▸ Data extracted from a collection:
☆ ☆ ☆ ☆ ☆ ☆ ☆

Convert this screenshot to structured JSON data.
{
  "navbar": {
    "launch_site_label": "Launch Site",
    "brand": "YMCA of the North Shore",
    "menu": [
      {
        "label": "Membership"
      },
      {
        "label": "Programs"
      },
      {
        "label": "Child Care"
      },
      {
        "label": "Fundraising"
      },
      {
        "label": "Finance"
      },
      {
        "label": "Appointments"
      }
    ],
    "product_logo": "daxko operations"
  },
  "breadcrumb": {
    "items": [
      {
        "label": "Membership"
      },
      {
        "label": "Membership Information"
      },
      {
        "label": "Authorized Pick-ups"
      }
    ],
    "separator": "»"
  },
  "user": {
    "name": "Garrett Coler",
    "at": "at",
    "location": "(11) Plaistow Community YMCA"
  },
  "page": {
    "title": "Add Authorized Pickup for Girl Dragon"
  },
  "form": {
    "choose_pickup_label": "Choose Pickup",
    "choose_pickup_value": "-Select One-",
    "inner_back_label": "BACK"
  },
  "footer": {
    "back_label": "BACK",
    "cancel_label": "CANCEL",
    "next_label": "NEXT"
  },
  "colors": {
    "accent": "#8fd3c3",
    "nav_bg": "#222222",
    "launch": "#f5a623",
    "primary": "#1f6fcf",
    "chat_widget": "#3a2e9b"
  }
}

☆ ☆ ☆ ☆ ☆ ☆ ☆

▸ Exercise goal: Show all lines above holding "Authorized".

▸ Answer to this task:
        "label": "Authorized Pick-ups"
    "title": "Add Authorized Pickup for Girl Dragon"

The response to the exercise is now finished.